The Tourism Promotions Board (TPB) has earmarked PHP10 million to subsidize the coronavirus disease 2019 (Covid-19) testing of travelers and tourism workers in Bohol as the island province announces its reopening to tourists beginning December 15.
Tourism chief Bernadette Romulo-Puyat said the allocation would cover at least 50 percent of the traveler’s reverse transcription-polymerase chain reaction (RT-PCR) test, as well as the testing of tourism front-liners on the island.
“This PHP10 million subsidy is for Bohol alone but not only to subsidize but also so that we can have our tourism workers tested to make sure all front-liners are safe,” Puyat said in a media briefing Tuesday.
No date has been set yet as to when tourists could start availing of the subsidized RT-PCR, but Bohol Governor Arthur Yap and TPB Chief Operating Officer Ma. Anthonette Velasco-Allones said both sides were working on the partnership’s details.

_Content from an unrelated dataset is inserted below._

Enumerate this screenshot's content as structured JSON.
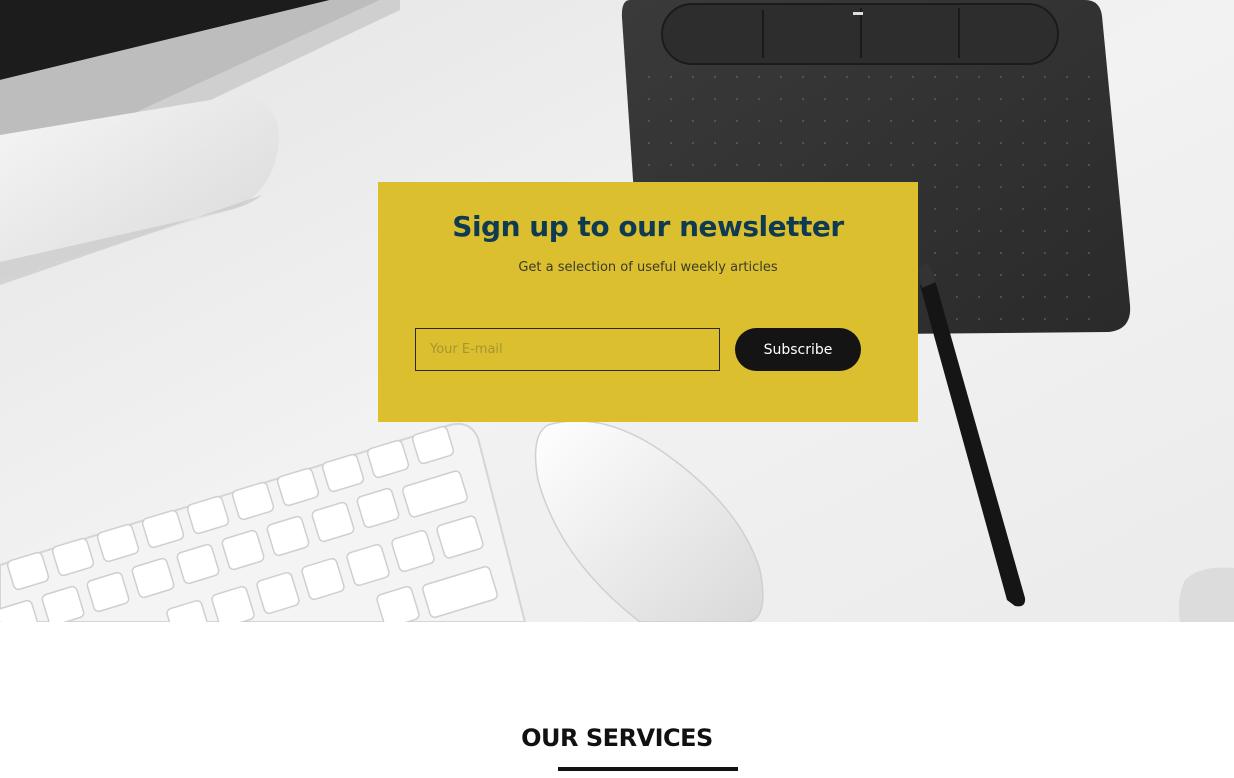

Velasco-Allones said the amount would come from its Special Contingency Fund, which allows diverse kinds of contingencies and special situations that the board could support.
In a text message, she said similar support was likewise extended to several destinations, such as Boracay and Baguio City.
“So far, we have supported Boracay (PHP10 million); Baguio City for antigen test trial (at) PHP1.8 million and additional subsidy now for rollout,”
A separate PHP10 million subsidy was also allocated for the RT-PCR test of all tourists regardless of the destination they are visiting, so long as the place has reopened.
This is in partnership with the UP Philippine General Hospital, which currently charges PHP1,800 for a swab test.
According to the Department of Tourism (DOT), no formal agreement has been signed yet.
The initiative was proposed following the DOT and TPB’s assessment, months after Boracay reopened last October.
“When we reopened Boracay last October, (there’s) a barrier that we discovered by monitoring stakeholders and social media feedbacks. Many cancellations occurred simply because tourists found the RT-PCR cost quite prohibitive,” Velasco-Allones said. (PNA with RT)